╭─ Material for this exercise

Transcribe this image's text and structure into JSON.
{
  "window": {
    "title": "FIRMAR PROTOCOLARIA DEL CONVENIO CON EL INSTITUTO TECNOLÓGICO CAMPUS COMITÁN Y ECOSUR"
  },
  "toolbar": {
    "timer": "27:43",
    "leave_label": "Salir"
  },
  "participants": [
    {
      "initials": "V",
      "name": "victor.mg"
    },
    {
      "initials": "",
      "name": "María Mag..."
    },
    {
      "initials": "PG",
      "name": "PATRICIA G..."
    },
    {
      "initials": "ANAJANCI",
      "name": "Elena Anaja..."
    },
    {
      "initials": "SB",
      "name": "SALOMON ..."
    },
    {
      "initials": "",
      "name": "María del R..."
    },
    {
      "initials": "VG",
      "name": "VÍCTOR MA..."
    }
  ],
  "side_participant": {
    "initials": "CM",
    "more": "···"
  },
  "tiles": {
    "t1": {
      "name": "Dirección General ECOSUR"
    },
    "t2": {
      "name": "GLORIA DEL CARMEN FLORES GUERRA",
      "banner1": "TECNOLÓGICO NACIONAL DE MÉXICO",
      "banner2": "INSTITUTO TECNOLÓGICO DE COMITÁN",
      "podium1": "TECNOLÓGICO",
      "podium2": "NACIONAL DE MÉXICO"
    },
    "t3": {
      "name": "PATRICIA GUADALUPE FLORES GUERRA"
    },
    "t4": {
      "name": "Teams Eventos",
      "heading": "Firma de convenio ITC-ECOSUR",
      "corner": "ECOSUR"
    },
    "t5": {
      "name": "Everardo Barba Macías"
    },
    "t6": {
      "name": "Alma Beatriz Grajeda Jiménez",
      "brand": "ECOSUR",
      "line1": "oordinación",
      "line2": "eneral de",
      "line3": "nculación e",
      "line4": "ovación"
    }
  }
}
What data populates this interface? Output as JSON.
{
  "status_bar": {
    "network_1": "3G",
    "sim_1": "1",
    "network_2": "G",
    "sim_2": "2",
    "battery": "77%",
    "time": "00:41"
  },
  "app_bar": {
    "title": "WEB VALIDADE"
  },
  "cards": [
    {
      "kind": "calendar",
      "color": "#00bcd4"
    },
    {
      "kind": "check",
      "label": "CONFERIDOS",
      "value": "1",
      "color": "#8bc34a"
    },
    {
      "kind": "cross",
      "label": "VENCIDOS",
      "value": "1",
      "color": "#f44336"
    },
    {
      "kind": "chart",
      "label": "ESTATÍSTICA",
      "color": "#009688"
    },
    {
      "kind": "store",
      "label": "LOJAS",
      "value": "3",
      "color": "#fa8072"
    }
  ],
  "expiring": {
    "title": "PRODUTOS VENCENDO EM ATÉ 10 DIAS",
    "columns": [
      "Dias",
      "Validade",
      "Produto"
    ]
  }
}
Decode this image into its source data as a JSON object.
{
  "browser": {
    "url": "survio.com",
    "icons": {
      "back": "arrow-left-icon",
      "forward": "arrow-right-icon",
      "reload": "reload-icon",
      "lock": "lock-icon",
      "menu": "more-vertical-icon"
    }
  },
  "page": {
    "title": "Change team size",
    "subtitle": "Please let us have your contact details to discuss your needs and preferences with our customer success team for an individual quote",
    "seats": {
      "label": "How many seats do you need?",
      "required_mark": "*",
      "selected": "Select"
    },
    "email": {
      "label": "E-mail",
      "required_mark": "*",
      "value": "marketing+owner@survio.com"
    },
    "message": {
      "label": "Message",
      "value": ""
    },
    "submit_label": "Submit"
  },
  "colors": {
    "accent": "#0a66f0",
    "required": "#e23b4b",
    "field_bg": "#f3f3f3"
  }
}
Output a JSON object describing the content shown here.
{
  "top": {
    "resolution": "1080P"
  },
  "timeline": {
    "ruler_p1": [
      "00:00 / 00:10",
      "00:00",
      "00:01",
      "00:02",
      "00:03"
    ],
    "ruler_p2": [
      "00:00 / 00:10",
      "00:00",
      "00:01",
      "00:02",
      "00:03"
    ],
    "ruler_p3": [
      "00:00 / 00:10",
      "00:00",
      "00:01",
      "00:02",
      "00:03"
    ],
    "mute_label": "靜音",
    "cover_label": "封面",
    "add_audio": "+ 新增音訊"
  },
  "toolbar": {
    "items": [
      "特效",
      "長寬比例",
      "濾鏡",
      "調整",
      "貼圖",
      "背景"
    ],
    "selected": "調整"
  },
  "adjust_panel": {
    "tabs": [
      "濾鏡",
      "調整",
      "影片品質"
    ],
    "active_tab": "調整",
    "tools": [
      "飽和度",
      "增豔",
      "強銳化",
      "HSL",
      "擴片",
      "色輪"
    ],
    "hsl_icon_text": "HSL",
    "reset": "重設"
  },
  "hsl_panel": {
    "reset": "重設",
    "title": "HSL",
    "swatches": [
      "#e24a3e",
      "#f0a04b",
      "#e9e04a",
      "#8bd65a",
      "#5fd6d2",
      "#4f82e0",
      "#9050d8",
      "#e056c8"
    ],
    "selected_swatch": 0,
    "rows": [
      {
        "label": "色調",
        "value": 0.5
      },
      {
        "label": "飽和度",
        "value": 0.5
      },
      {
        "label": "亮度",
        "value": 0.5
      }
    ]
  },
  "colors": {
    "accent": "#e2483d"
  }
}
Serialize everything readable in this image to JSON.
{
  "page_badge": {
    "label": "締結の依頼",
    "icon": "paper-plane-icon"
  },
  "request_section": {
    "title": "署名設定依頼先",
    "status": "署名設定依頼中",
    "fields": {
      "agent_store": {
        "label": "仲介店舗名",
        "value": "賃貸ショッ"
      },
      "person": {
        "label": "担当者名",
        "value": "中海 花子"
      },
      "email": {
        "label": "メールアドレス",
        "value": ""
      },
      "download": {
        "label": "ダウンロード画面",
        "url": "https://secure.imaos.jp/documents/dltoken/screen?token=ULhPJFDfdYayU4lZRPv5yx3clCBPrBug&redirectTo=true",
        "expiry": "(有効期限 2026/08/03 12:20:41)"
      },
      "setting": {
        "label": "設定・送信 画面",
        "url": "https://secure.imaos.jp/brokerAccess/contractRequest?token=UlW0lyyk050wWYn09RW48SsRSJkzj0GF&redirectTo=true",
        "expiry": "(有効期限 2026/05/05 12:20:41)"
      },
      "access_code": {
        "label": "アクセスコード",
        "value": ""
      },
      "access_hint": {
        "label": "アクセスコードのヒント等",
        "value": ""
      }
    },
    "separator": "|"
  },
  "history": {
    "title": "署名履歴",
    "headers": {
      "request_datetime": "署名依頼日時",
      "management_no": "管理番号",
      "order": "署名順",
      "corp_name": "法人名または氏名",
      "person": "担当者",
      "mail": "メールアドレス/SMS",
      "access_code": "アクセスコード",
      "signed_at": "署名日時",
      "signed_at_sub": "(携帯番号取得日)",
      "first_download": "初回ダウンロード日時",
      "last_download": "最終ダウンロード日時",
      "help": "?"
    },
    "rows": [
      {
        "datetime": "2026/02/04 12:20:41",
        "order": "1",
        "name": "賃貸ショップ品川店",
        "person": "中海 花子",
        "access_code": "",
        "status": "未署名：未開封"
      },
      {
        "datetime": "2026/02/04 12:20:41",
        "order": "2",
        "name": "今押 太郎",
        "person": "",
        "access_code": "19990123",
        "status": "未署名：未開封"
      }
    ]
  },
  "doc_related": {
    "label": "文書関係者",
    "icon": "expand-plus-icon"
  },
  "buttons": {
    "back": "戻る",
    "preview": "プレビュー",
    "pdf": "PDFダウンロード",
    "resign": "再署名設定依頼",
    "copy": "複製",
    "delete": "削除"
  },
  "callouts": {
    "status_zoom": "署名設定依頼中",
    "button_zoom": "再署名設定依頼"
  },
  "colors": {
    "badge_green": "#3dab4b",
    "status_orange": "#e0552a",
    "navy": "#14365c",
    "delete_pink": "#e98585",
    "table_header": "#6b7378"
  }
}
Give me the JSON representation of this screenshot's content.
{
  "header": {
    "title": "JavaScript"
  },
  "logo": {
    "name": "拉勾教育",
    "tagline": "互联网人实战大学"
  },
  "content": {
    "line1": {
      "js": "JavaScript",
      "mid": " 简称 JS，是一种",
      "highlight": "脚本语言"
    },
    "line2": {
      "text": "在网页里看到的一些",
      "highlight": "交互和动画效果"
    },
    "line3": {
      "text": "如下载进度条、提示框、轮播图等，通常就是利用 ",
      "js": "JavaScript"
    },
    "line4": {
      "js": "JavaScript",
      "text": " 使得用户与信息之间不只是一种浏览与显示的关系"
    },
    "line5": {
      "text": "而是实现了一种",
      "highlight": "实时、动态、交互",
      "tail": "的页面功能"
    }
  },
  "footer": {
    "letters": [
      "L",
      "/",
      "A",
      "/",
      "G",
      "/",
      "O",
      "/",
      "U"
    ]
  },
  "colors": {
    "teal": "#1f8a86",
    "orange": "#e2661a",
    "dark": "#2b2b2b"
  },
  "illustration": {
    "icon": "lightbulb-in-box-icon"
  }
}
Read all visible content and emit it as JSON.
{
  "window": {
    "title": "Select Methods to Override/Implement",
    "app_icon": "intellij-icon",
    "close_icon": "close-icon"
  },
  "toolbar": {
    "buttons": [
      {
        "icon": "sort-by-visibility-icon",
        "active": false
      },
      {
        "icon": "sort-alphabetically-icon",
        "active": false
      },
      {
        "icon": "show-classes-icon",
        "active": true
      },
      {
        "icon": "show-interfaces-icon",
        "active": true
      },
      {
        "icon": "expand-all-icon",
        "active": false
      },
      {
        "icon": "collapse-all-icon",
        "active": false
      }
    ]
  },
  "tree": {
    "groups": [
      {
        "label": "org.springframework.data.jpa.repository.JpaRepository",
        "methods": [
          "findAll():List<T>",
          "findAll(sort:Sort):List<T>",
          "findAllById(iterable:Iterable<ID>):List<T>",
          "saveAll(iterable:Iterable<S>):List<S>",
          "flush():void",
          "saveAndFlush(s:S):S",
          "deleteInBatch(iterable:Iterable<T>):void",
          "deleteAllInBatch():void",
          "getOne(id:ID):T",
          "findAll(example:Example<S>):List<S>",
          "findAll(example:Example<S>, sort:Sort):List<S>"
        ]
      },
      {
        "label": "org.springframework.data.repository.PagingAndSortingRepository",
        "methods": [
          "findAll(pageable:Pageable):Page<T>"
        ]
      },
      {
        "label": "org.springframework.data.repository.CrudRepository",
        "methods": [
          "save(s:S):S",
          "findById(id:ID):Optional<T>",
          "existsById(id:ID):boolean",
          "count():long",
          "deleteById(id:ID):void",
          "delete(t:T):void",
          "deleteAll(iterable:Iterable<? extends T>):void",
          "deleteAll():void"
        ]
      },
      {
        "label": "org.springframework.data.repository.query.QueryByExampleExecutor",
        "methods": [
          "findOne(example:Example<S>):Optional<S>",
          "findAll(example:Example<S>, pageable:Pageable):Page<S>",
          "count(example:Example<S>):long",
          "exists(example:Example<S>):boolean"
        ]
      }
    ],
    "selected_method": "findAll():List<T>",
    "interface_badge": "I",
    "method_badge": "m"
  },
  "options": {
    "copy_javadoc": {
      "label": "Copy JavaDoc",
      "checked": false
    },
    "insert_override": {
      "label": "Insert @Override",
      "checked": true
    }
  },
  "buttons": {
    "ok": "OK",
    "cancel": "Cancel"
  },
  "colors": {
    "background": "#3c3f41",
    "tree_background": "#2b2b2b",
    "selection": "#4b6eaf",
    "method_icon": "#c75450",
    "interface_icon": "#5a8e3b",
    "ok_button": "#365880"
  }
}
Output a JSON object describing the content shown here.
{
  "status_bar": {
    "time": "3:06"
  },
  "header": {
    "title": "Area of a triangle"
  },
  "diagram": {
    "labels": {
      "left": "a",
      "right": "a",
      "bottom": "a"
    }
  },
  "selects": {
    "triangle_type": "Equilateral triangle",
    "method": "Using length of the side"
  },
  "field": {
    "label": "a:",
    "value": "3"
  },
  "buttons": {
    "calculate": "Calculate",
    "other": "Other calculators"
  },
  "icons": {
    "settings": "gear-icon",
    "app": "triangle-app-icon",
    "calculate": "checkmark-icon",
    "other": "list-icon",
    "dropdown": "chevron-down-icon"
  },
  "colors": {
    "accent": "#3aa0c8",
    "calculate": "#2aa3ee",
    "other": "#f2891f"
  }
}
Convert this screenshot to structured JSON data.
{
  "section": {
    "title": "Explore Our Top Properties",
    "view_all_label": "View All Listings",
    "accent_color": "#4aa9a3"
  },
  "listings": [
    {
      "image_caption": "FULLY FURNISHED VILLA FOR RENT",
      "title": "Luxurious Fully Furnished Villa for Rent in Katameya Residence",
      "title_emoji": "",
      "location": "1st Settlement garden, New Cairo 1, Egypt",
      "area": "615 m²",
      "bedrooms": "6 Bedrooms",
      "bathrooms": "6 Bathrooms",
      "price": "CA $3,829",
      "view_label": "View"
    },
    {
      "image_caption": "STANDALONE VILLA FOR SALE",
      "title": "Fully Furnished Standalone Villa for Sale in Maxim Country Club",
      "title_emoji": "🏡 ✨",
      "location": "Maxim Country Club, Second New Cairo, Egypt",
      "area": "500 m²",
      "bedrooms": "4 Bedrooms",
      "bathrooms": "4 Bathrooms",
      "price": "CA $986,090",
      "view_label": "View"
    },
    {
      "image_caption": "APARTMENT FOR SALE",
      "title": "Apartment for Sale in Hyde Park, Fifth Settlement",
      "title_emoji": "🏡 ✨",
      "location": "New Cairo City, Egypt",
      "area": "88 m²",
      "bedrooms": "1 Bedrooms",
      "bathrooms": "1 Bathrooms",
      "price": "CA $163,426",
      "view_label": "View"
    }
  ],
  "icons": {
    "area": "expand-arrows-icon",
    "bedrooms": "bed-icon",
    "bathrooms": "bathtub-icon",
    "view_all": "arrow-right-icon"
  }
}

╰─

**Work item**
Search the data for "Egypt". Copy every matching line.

**Completed task**
      "location": "1st Settlement garden, New Cairo 1, Egypt",
      "location": "Maxim Country Club, Second New Cairo, Egypt",
      "location": "New Cairo City, Egypt",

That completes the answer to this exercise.